Most businesses with Disadvantaged Business Enterprise (DBE) certification are generally aware that they have some sort of obligation to report changes in their business at some point. Some believe that changes should only be reported in the annual affidavit. This is not the case. This blog explains what, when and how changes should be reported to your certifying agency.

What to report:

Section 26.83(i) requires a DBE to report all changes that may affect their eligibility for DBE status, including:

  • Changes in business size (under Small Business Administration (SBA) regulations – either number of employees or gross revenue, depending on NAICS code).

  • Disadvantaged Status Changes. For example, has a disadvantaged homeowner exceeded the maximum personal net worth allowance?

  • Ownership changes.

  • Changes in the control of the company, such as significant changes in the tasks, changes in the articles of association of the company, etc.

When to report:

Section 28.83(i)(3) requires a certified DBE to report all changes within 30 days of the change.

How to report:

Under section 28.83(i)(3), changes must be reported by means of an affidavit under oath (that is, attested by a notary public). You must also provide supporting documents attesting to the change. For example, if the bylaws have changed, you must submit a copy of the new bylaws. If a new owner has purchased the business, you must provide these documents.

What happens if you don’t report?

If your company does not report these changes within 30 days, you are jeopardizing your DBE certification. The certifying agency may immediately suspend your DBE certification without the required notice and hearing process set forth in Section 26.87(d). While on suspension, the DBE may not be considered to have achieved a contract objective, and any work they perform on a contract received as part of the suspension may not count toward project objectives.

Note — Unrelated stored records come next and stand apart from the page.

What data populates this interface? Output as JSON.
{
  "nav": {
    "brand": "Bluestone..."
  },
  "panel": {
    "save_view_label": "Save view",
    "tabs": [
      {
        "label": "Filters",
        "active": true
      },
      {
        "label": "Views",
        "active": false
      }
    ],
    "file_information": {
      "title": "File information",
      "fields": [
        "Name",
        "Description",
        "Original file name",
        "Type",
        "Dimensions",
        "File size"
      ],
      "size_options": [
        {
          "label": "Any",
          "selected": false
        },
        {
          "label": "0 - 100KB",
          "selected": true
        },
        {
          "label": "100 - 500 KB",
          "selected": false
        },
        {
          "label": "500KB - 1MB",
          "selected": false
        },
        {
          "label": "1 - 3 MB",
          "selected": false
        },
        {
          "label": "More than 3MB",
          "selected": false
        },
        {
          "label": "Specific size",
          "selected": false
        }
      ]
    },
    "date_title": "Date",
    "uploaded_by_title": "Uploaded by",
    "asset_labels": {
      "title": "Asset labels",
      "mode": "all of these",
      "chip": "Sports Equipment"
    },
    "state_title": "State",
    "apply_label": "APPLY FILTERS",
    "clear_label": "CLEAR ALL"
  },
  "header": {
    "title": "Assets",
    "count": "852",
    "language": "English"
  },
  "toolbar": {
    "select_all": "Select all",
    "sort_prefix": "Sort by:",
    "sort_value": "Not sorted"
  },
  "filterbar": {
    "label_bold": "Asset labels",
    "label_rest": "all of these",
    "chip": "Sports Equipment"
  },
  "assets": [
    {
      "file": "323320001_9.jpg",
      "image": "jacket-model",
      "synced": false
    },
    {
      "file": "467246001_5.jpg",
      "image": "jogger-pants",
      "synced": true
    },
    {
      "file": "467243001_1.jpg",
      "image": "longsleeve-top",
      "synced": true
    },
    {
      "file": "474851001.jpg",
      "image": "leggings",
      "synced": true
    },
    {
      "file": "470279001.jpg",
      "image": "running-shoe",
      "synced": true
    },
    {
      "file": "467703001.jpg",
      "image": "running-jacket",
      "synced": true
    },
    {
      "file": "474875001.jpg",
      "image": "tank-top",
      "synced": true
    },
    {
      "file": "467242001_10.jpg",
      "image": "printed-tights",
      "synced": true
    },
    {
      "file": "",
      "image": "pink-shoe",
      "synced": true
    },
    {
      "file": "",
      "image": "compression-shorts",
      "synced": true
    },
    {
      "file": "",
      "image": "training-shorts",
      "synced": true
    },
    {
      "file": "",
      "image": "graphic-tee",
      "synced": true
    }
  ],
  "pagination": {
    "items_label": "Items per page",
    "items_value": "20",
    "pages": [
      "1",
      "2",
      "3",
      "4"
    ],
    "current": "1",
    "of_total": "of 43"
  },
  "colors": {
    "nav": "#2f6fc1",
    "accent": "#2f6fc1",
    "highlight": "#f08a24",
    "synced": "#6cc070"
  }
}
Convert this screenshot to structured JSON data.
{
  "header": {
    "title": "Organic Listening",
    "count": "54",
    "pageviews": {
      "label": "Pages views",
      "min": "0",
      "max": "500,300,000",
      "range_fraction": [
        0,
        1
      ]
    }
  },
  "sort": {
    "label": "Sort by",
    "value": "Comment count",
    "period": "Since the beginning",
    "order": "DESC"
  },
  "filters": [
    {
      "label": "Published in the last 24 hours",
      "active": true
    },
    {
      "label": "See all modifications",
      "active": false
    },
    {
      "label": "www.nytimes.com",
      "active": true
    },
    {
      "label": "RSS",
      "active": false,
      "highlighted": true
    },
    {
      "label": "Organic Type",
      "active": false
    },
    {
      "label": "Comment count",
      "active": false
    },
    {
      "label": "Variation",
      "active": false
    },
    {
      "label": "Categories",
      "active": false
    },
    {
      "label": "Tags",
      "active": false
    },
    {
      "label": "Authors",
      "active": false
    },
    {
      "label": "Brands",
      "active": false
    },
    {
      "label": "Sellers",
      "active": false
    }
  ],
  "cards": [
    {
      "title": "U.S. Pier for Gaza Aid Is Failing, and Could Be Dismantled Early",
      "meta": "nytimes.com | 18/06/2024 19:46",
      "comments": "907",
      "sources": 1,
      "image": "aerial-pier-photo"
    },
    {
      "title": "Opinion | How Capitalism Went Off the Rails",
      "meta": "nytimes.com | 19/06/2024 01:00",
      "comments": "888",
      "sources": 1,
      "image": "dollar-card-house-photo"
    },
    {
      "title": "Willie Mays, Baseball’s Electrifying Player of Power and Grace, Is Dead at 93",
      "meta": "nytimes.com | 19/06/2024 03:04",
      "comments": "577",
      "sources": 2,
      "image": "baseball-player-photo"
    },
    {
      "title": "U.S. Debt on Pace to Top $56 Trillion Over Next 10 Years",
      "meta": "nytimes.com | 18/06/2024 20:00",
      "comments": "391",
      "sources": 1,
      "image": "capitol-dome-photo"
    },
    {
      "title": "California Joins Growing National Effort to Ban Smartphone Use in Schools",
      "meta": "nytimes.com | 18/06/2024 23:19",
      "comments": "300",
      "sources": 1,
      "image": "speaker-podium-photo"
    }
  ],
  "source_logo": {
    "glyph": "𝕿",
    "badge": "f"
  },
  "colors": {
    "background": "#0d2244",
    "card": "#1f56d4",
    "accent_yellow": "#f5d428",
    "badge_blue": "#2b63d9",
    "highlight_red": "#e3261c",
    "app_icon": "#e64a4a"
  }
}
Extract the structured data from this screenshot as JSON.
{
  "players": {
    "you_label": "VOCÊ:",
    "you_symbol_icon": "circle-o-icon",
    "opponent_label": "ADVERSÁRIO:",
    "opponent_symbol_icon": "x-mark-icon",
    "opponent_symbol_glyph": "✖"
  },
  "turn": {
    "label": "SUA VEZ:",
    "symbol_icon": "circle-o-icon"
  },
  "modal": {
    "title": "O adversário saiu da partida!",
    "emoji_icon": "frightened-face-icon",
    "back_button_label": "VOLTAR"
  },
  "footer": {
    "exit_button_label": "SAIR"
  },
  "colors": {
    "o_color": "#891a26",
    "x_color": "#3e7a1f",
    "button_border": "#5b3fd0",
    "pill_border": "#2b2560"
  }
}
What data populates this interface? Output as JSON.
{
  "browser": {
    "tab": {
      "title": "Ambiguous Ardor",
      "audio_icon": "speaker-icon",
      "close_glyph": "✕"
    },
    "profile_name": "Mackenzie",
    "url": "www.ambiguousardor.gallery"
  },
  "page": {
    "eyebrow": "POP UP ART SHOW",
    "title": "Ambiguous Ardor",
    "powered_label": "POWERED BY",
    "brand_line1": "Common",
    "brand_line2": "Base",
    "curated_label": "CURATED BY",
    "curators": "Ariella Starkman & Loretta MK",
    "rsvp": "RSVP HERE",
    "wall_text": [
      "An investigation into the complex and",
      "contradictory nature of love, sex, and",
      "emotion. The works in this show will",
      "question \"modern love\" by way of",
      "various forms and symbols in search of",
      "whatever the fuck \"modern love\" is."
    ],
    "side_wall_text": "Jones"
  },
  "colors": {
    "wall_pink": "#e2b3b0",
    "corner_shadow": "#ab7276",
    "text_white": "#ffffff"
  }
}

These reporting requirements are taken very seriously.

©2022 Strassburger McKenna Gutnick & GefskyNational Law Review, Volume XII, Number 62